* [Your objective]: Lines with the string "người" are to be identified in the listing and copied.

□ □ □ □ □

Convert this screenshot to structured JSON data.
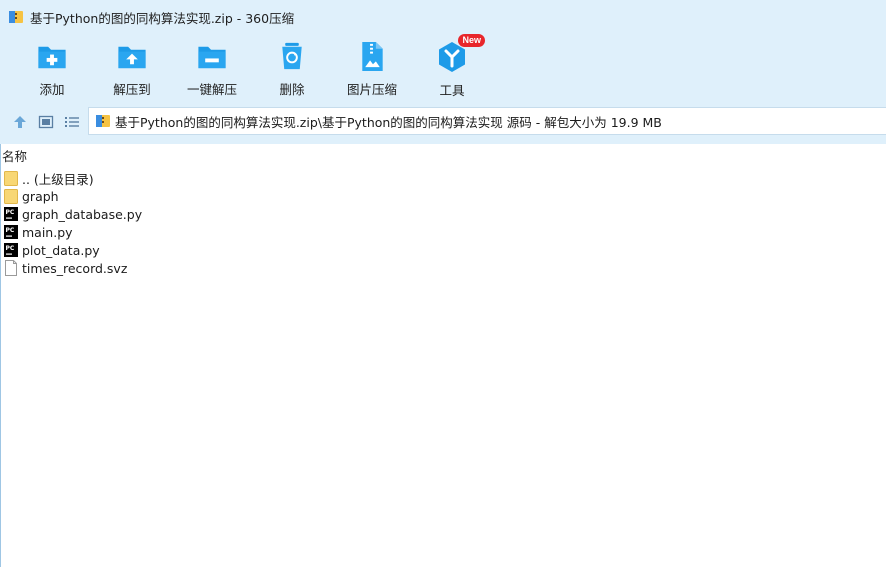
{
  "window": {
    "title": "基于Python的图的同构算法实现.zip - 360压缩"
  },
  "toolbar": {
    "items": [
      {
        "label": "添加",
        "icon": "add-folder-icon"
      },
      {
        "label": "解压到",
        "icon": "extract-to-icon"
      },
      {
        "label": "一键解压",
        "icon": "one-click-extract-icon"
      },
      {
        "label": "删除",
        "icon": "recycle-delete-icon"
      },
      {
        "label": "图片压缩",
        "icon": "image-compress-icon"
      },
      {
        "label": "工具",
        "icon": "tools-icon",
        "badge": "New"
      }
    ]
  },
  "nav": {
    "path": "基于Python的图的同构算法实现.zip\\基于Python的图的同构算法实现 源码 - 解包大小为 19.9 MB"
  },
  "list": {
    "column_name": "名称",
    "files": [
      {
        "name": ".. (上级目录)",
        "type": "folder"
      },
      {
        "name": "graph",
        "type": "folder"
      },
      {
        "name": "graph_database.py",
        "type": "pycharm"
      },
      {
        "name": "main.py",
        "type": "pycharm"
      },
      {
        "name": "plot_data.py",
        "type": "pycharm"
      },
      {
        "name": "times_record.svz",
        "type": "file"
      }
    ]
  },
  "colors": {
    "chrome_bg": "#dff0fb",
    "accent_blue": "#1e9be8",
    "badge_red": "#e8262b",
    "folder_yellow": "#f8d775"
  }
}
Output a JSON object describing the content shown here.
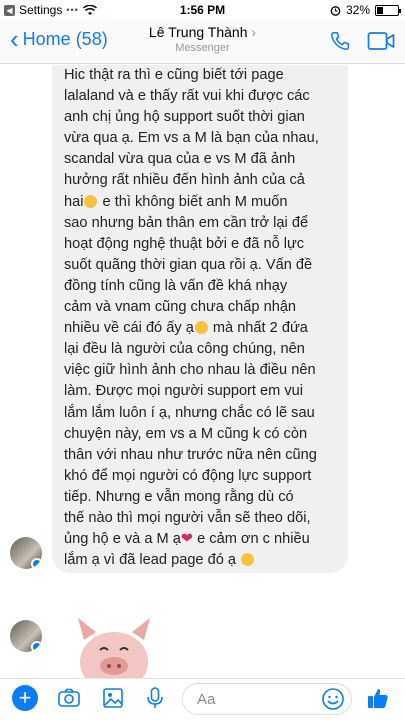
{
  "status_bar": {
    "carrier": "Settings",
    "time": "1:56 PM",
    "battery_percent": "32%",
    "battery_level": 0.32
  },
  "nav": {
    "back_label": "Home (58)",
    "title": "Lê Trung Thành",
    "subtitle": "Messenger"
  },
  "message": {
    "lines": [
      "Hic thật ra thì e cũng biết tới page",
      "lalaland và e thấy rất vui khi được các",
      "anh chị ủng hộ support suốt thời gian",
      "vừa qua ạ. Em vs a M là bạn của nhau,",
      "scandal vừa qua của e vs M đã ảnh",
      "hưởng rất nhiều đến hình ảnh của cả",
      "hai",
      " e thì không biết anh M muốn",
      "sao nhưng bản thân em cần trở lại để",
      "hoạt động nghệ thuật bởi e đã nỗ lực",
      "suốt quãng thời gian qua rồi ạ. Vấn đề",
      "đồng tính cũng là vấn đề khá nhạy",
      "cảm và vnam cũng chưa chấp nhận",
      "nhiều về cái đó ấy ạ",
      " mà nhất 2 đứa",
      "lại đều là người của công chúng, nên",
      "việc giữ hình ảnh cho nhau là điều nên",
      "làm. Được mọi người support em vui",
      "lắm lắm luôn í ạ, nhưng chắc có lẽ sau",
      "chuyện này, em vs a M cũng k có còn",
      "thân với nhau như trước nữa nên cũng",
      "khó để mọi người có động lực support",
      "tiếp. Nhưng e vẫn mong rằng dù có",
      "thế nào thì mọi người vẫn sẽ theo dõi,",
      "ủng hộ e và a M ạ",
      " e cảm ơn c nhiều",
      "lắm ạ vì đã lead page đó ạ"
    ]
  },
  "composer": {
    "placeholder": "Aa"
  },
  "colors": {
    "accent": "#0a7cff",
    "bubble": "#f1f0f0"
  }
}
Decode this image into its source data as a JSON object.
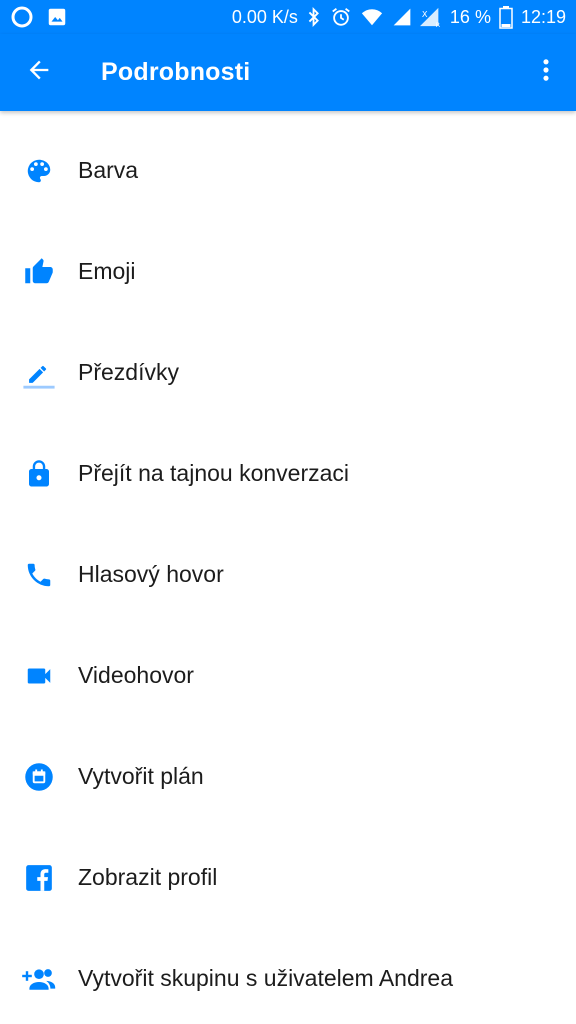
{
  "status_bar": {
    "network_speed": "0.00 K/s",
    "battery_percent": "16 %",
    "time": "12:19",
    "icons": [
      "loading-circle-icon",
      "image-icon",
      "bluetooth-icon",
      "alarm-icon",
      "wifi-icon",
      "signal-icon",
      "signal-roaming-icon",
      "battery-icon"
    ]
  },
  "app_bar": {
    "title": "Podrobnosti",
    "back_icon": "arrow-back-icon",
    "more_icon": "more-vertical-icon"
  },
  "menu": {
    "items": [
      {
        "label": "Barva",
        "icon": "palette-icon"
      },
      {
        "label": "Emoji",
        "icon": "thumbs-up-icon"
      },
      {
        "label": "Přezdívky",
        "icon": "pencil-icon"
      },
      {
        "label": "Přejít na tajnou konverzaci",
        "icon": "lock-icon"
      },
      {
        "label": "Hlasový hovor",
        "icon": "phone-icon"
      },
      {
        "label": "Videohovor",
        "icon": "video-camera-icon"
      },
      {
        "label": "Vytvořit plán",
        "icon": "calendar-icon"
      },
      {
        "label": "Zobrazit profil",
        "icon": "facebook-icon"
      },
      {
        "label": "Vytvořit skupinu s uživatelem Andrea",
        "icon": "add-group-icon"
      }
    ]
  },
  "colors": {
    "primary": "#0084ff",
    "icon": "#0084ff",
    "text": "#1c1c1c",
    "background": "#ffffff"
  }
}
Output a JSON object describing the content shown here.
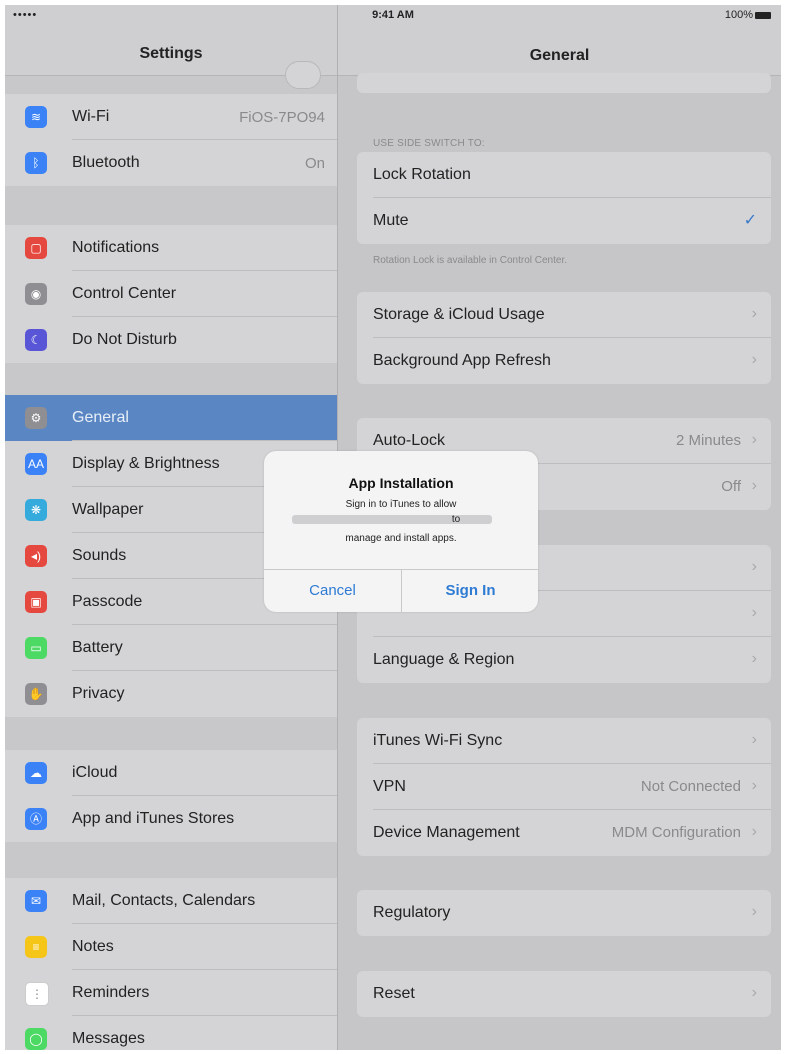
{
  "status_bar": {
    "signal": "•••••",
    "time": "9:41 AM",
    "battery": "100%"
  },
  "left_pane": {
    "title": "Settings",
    "items": [
      {
        "key": "wifi",
        "label": "Wi-Fi",
        "value": "FiOS-7PO94",
        "icon": "wifi-icon",
        "color": "#3b82f6",
        "glyph": "≋"
      },
      {
        "key": "bluetooth",
        "label": "Bluetooth",
        "value": "On",
        "icon": "bluetooth-icon",
        "color": "#3b82f6",
        "glyph": "ᛒ"
      },
      {
        "key": "notifications",
        "label": "Notifications",
        "value": "",
        "icon": "notifications-icon",
        "color": "#e5483f",
        "glyph": "▢"
      },
      {
        "key": "control-center",
        "label": "Control Center",
        "value": "",
        "icon": "control-center-icon",
        "color": "#8e8e93",
        "glyph": "◉"
      },
      {
        "key": "do-not-disturb",
        "label": "Do Not Disturb",
        "value": "",
        "icon": "moon-icon",
        "color": "#5856d6",
        "glyph": "☾"
      },
      {
        "key": "general",
        "label": "General",
        "value": "",
        "icon": "gear-icon",
        "color": "#8e8e93",
        "glyph": "⚙"
      },
      {
        "key": "display",
        "label": "Display & Brightness",
        "value": "",
        "icon": "display-icon",
        "color": "#3b82f6",
        "glyph": "AA"
      },
      {
        "key": "wallpaper",
        "label": "Wallpaper",
        "value": "",
        "icon": "wallpaper-icon",
        "color": "#35aadc",
        "glyph": "❋"
      },
      {
        "key": "sounds",
        "label": "Sounds",
        "value": "",
        "icon": "speaker-icon",
        "color": "#e5483f",
        "glyph": "◂)"
      },
      {
        "key": "passcode",
        "label": "Passcode",
        "value": "",
        "icon": "lock-icon",
        "color": "#e5483f",
        "glyph": "▣"
      },
      {
        "key": "battery",
        "label": "Battery",
        "value": "",
        "icon": "battery-icon",
        "color": "#4cd964",
        "glyph": "▭"
      },
      {
        "key": "privacy",
        "label": "Privacy",
        "value": "",
        "icon": "hand-icon",
        "color": "#8e8e93",
        "glyph": "✋"
      },
      {
        "key": "icloud",
        "label": "iCloud",
        "value": "",
        "icon": "cloud-icon",
        "color": "#3b82f6",
        "glyph": "☁"
      },
      {
        "key": "app-store",
        "label": "App and iTunes Stores",
        "value": "",
        "icon": "app-store-icon",
        "color": "#3b82f6",
        "glyph": "Ⓐ"
      },
      {
        "key": "mail",
        "label": "Mail, Contacts, Calendars",
        "value": "",
        "icon": "mail-icon",
        "color": "#3b82f6",
        "glyph": "✉"
      },
      {
        "key": "notes",
        "label": "Notes",
        "value": "",
        "icon": "notes-icon",
        "color": "#f5c518",
        "glyph": "≡"
      },
      {
        "key": "reminders",
        "label": "Reminders",
        "value": "",
        "icon": "reminders-icon",
        "color": "#ffffff",
        "glyph": "⋮"
      },
      {
        "key": "messages",
        "label": "Messages",
        "value": "",
        "icon": "messages-icon",
        "color": "#4cd964",
        "glyph": "◯"
      }
    ]
  },
  "right_pane": {
    "title": "General",
    "side_switch_header": "USE SIDE SWITCH TO:",
    "side_switch": [
      {
        "label": "Lock Rotation",
        "checked": false
      },
      {
        "label": "Mute",
        "checked": true
      }
    ],
    "side_switch_footer": "Rotation Lock is available in Control Center.",
    "storage_group": [
      {
        "label": "Storage & iCloud Usage",
        "value": ""
      },
      {
        "label": "Background App Refresh",
        "value": ""
      }
    ],
    "lock_group": [
      {
        "label": "Auto-Lock",
        "value": "2 Minutes"
      },
      {
        "label": "",
        "value": "Off"
      }
    ],
    "lang_group": [
      {
        "label": "",
        "value": ""
      },
      {
        "label": "",
        "value": ""
      },
      {
        "label": "Language & Region",
        "value": ""
      }
    ],
    "sync_group": [
      {
        "label": "iTunes Wi-Fi Sync",
        "value": ""
      },
      {
        "label": "VPN",
        "value": "Not Connected"
      },
      {
        "label": "Device Management",
        "value": "MDM Configuration"
      }
    ],
    "regulatory": "Regulatory",
    "reset": "Reset"
  },
  "dialog": {
    "title": "App Installation",
    "line1": "Sign in to iTunes to allow",
    "line2_suffix": "to",
    "line3": "manage and install apps.",
    "cancel": "Cancel",
    "sign_in": "Sign In"
  }
}
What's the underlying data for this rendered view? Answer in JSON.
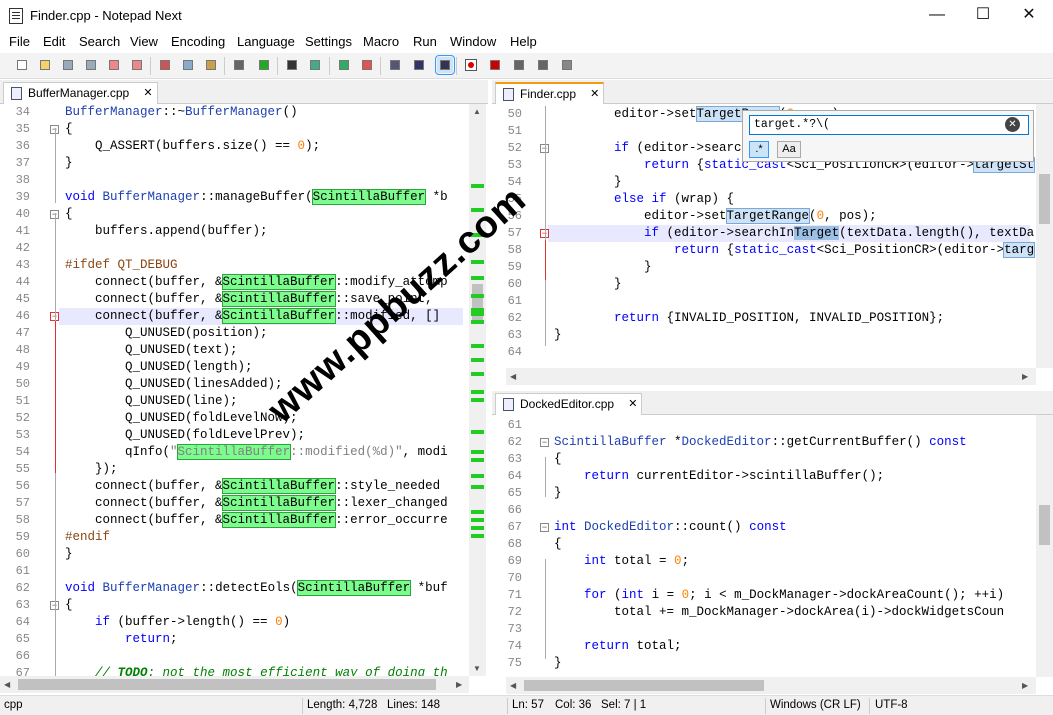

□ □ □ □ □

* [Answer to the problem]:
      "lại đều là người của công chúng, nên",
      "làm. Được mọi người support em vui",
      "khó để mọi người có động lực support",
      "thế nào thì mọi người vẫn sẽ theo dõi,",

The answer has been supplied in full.